On a Tuesday evening inside the Fischer Community Center, a group of friends laughed together. It was a hall council meeting, and they were brainstorming ideas for a final celebration before the end of the spring semester: “No, no, let’s do a bouncy house!” two girls exclaimed, looking towards the woman across from them on the couch. The woman grinned, “Okay! Why not?” A boy cut in with his own idea: “Wait! What if every apartment got their own inflatable swimming pool?” This sent all 15 of them into a loud chorus of bemused agreement before the meeting continued on to other articles of business.
Witnessing the camaraderie of the group, it is difficult to believe that they had only met a semester ago, in the wake of the university’s decision to cancel all study abroad programs due to the pandemic. In order to accommodate the larger than usual number of juniors living on campus, around 40 upperclassmen were given the unique opportunity to live in the Fischer Graduate Residences, resulting in Notre Dame’s first co-ed, on-campus undergraduate community.
The unprecedented nature of the community and the diverse backgrounds of the students presented a unique set of challenges to incoming rector, and current rector of Farley, Sara Thoms. “Coming from all these different dorms, the first priority was creating as many opportunities to connect with each other and get to know each other.”
Thoms was quick to get creative, instituting a student leadership council for the community during the first weeks of the fall. This group substituted the RAs who typically form a ubiquitous presence in other residence halls. “Because we have a small community … we also don’t have hall staff,” Thoms said. “Because of that, we have had to activate a lot of student leadership.”
In addition to the leadership council, a formal hall government with commissioner positions was also established. According to Thoms, this government has created a deeply engaged and integrated student community. “Some students told me they came here to get away from hall staff, but those students who told me that actually come to everything, every event,” she explained. “We work together to make the community what it is, and so the community is only as good as the effort we put into it.”
For junior CJ Foronda, an executive in hall government, losing the chance to study abroad was devastating: “I expected to be abroad for the entire academic year.” For Foronda and many other students, the cancellation not only meant the loss of living and studying in a foreign country, but also the loss of new camaraderie that comes with it. Hall president Abby Schierl echoed this sentiment, saying that “when you study abroad, the people you meet are supposed to become some of your closest friends.”
Despite the loss of this opportunity, it’s clear that the intentional community built in Fischer has provided a special residential experience over the past year. “Completely unexpectedly, these people happened to become some of my closest friends,” said Camille Broderick, hall co-vice president. “And the co-ed aspect has definitely been a part of that.”
Many students feel the community has a “neighborhood feel” and a “homey” closeness that benefits from the community’s mix of separate apartment living and features of dorm life. Co-vice president Stephen Koch said, “It’s a good experience as an upperclassman because we have a little more space than in a dorm but still have a lot of friends around us.”
While the individual apartments are single-sex, residents repeatedly identified the co-ed nature of the community as a positive.

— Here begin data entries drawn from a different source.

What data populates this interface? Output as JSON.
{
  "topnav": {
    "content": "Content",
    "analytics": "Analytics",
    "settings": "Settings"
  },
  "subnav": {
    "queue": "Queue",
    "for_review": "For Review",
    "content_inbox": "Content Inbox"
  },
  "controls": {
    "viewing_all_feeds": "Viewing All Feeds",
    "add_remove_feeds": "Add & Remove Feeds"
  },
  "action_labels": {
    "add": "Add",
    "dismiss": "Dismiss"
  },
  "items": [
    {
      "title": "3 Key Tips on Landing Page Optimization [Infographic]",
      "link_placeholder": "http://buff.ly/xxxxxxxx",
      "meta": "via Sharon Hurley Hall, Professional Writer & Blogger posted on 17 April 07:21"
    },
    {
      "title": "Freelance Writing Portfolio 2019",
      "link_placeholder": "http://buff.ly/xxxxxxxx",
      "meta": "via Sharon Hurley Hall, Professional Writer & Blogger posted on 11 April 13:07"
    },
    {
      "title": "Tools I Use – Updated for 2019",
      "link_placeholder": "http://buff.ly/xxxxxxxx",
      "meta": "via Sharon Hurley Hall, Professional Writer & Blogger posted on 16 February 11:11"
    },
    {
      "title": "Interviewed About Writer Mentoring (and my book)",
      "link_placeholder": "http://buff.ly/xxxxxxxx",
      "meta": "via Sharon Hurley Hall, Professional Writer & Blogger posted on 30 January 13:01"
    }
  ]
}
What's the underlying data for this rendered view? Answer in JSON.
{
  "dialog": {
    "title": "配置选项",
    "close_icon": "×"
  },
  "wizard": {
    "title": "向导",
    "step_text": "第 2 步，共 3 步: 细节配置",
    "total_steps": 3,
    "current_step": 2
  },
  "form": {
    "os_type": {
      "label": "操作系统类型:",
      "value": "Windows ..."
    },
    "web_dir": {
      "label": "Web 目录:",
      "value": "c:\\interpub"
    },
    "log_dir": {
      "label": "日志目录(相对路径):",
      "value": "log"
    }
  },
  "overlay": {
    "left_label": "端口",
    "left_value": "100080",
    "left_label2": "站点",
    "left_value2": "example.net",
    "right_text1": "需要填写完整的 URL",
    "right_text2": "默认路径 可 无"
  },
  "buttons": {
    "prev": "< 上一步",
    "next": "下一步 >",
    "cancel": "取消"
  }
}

According to junior Lexi Martin, “I’ve gotten to form friendships with some really great guys and it’s been super fun having co-ed hall council meetings and dorm events.” Those events, ranging from outdoor movie watches to apple picking outings, have served as catalysts for fostering a sense of community among the residents. From there, their bonds have only continued to grow.
Overall, Thoms is proud of what has been accomplished in Fischer over just a few months. “We didn’t have to do any of this,” she acknowledged, referring to the hall council meeting which just wrapped up. “We could have just said, ‘we don’t need that, because we’re only 35 people.’ But what we’re doing out here really speaks to the heart of the residential mission of Notre Dame. Even when we have people on the margins of campus, we still make sure we have the same access to the community.”